- 11. Together We Stand – Episode 11
- 12. Together We Stand – Episode 12
- 13. Together We Stand – Episode 13
- 14. Together We Stand – Episode 14
- 15. Together We Stand – Episode 15
- 16. Together We Stand – Episode 16
By the end of the first day, the boxes had been moved into a small store room to one side, and the floor had been cleared enough to see its full size.
“A lick of paint. That’s what it needs,” Gwendolyn Humphries announced, bringing in supplies of tea and fruitcake as the workers finally began to flag.
She inspected the progress with approval. Her hair was escaping her bun, and her apron was black, but her face was glowing with excitement.
“This is a miraculous gift Mr Samuel has given us. We’ll have those kitchens back in working order by the end of the week. Before you know it, we’ll be having our first customers.”
“We’ll still help you here, Tanni,” Laura promised as they demolished their tea and fruitcake. “The sooner the photographic studio begins, the better.”
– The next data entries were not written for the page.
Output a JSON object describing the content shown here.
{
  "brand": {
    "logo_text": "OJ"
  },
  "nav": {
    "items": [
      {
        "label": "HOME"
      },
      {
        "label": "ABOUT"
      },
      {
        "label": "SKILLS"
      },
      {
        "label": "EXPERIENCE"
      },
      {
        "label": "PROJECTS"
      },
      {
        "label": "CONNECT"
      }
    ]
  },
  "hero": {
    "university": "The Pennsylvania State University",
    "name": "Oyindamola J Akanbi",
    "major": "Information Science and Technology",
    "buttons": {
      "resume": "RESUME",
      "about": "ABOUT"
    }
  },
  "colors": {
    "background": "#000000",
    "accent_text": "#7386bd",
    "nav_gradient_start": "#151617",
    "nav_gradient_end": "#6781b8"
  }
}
“Indeed.” Gwendolyn nodded.
She smiled as her son ducked in through the door to join them.
“Excellent progress, don’t you think, Evan?”
“It doesn’t look like the same place,” he agreed. “I have to confess I couldn’t quite imagine how this would make a photographic studio, but now I can see that Mr Samuel knew exactly what he was doing.”
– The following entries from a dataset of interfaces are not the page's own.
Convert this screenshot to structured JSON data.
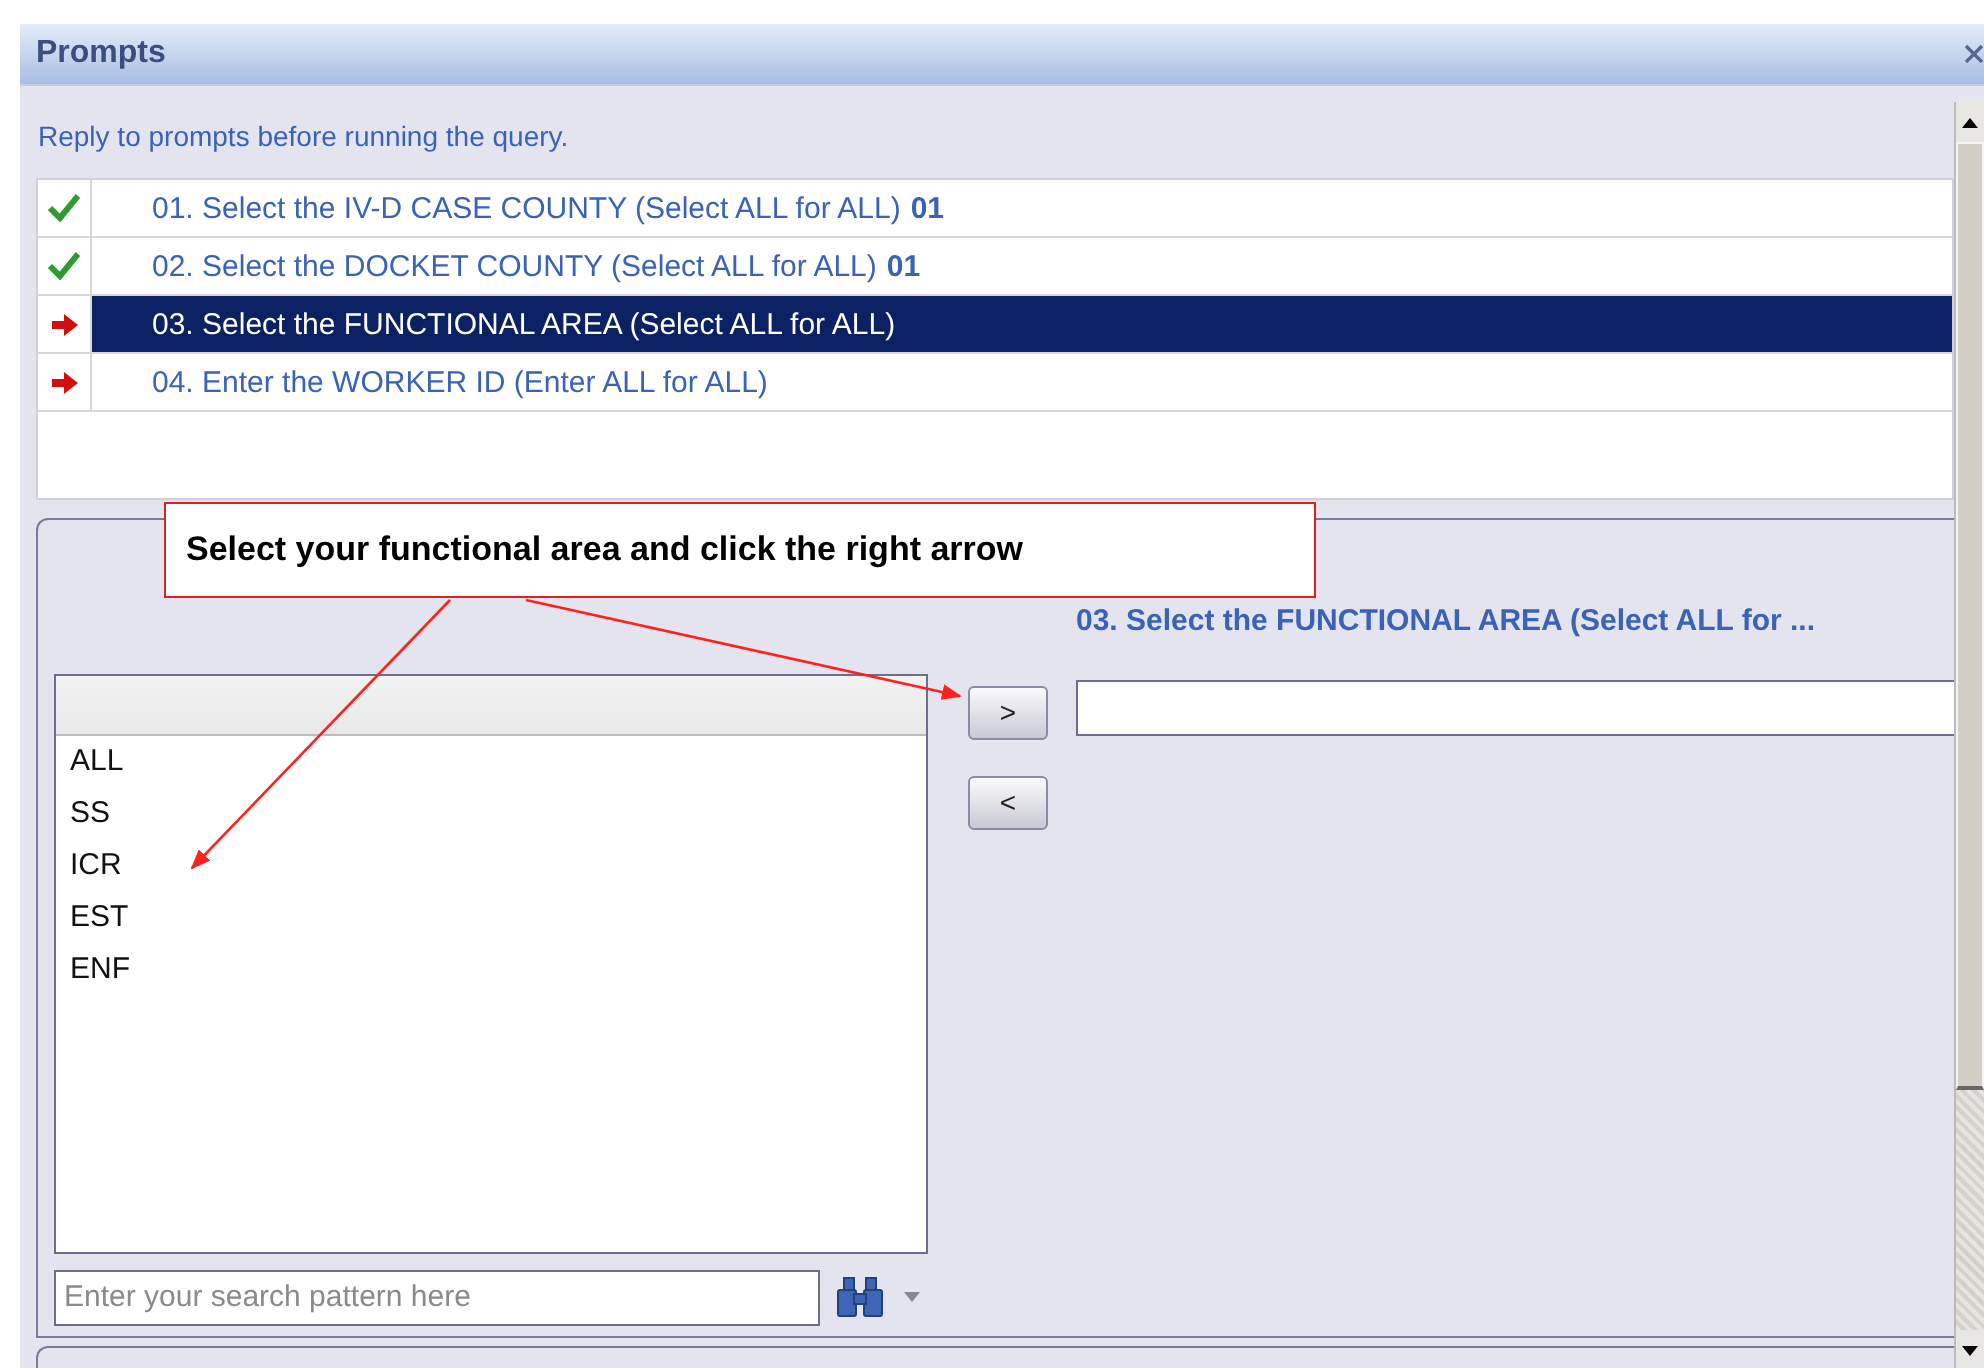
{
  "window": {
    "title": "Prompts"
  },
  "instruction": "Reply to prompts before running the query.",
  "prompts": [
    {
      "label": "01. Select the IV-D CASE COUNTY (Select ALL for ALL)",
      "value": "01",
      "answered": true,
      "selected": false
    },
    {
      "label": "02. Select the DOCKET COUNTY (Select ALL for ALL)",
      "value": "01",
      "answered": true,
      "selected": false
    },
    {
      "label": "03. Select the FUNCTIONAL AREA (Select ALL for ALL)",
      "answered": false,
      "selected": true
    },
    {
      "label": "04. Enter the WORKER ID (Enter ALL for ALL)",
      "answered": false,
      "selected": false
    }
  ],
  "callout": "Select your functional area and click the right arrow",
  "available_values": [
    "ALL",
    "SS",
    "ICR",
    "EST",
    "ENF"
  ],
  "search": {
    "placeholder": "Enter your search pattern here"
  },
  "add_button": ">",
  "remove_button": "<",
  "selected_values": {
    "label": "03. Select the FUNCTIONAL AREA (Select ALL for ..."
  }
}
Tanni looked back over the room.
Light was flooding in through the clean windows, soft, yet clear. This had not been a random choice.
Mr Samuel had taught her to use his flash stick, placing a row of explosive and lighting it. But Tanni preferred the use of natural light. This was perfect.
With the cellar for the darkroom, and a small office tucked out of sight at the back, this was the kind of studio Mr Samuel might have chosen for himself.
Tanni blinked away tears. She owed him so much. One way or another, she had to make this work.
She glanced round at her new friends, who treated her as if she had always been one of their social circle, and whose talk was of dreams and making a life for themselves, escaping constraints that were as binding as her own.
“It’s going to be wonderful,” she said firmly.
* * * *
Madeleine Gillingham returned from her aunt’s house in Chester a few days later to join her brother at the Bron Derw.
She found Henry pulling down the moth-eaten curtains in one of the bedrooms in a one-handed manner, the determined look she knew so well set on his face.
“What was this accident you mentioned in your letter?” she demanded, eyeing him suspiciously through the clouds of dust billowing around them. “You can hardly use that left arm. I thought you said it was just bruising?”
“I didn’t want to alarm Aunt Julia,” he replied. “It’s nothing.”
“Nothing.” Madeleine took the disintegrating material from his hands as he doubled over coughing, pulling the remainder of the curtain into the middle of the room. “I don’t think these things have ever been changed.”
“I’m sorry I couldn’t drive over to fetch you.”
“I enjoyed the train ride,” she replied. “It’s so rare I have an excuse to travel on my own, despite the disapproving looks.” She pulled the second curtain to join the first. “You must be in pain to admit you can’t drive. You wouldn’t have said anything otherwise.”
“Probably not,” he replied with a grin.
He sat down heavily on the ancient chair, spilling horsehair on to the floorboards.
“Henry?” She looked at him anxiously.
“Perhaps I was a little ambitious,” he admitted.
He glanced up to where the men he had hired from Llandudno were repairing the window frames on the floor above and removing the unsalvageable pieces of furniture.
“Tea,” Madeleine said firmly, as a large object began to make its way down the staircase, to much mutterings and the occasional curse. “Then you can tell me what really happened.”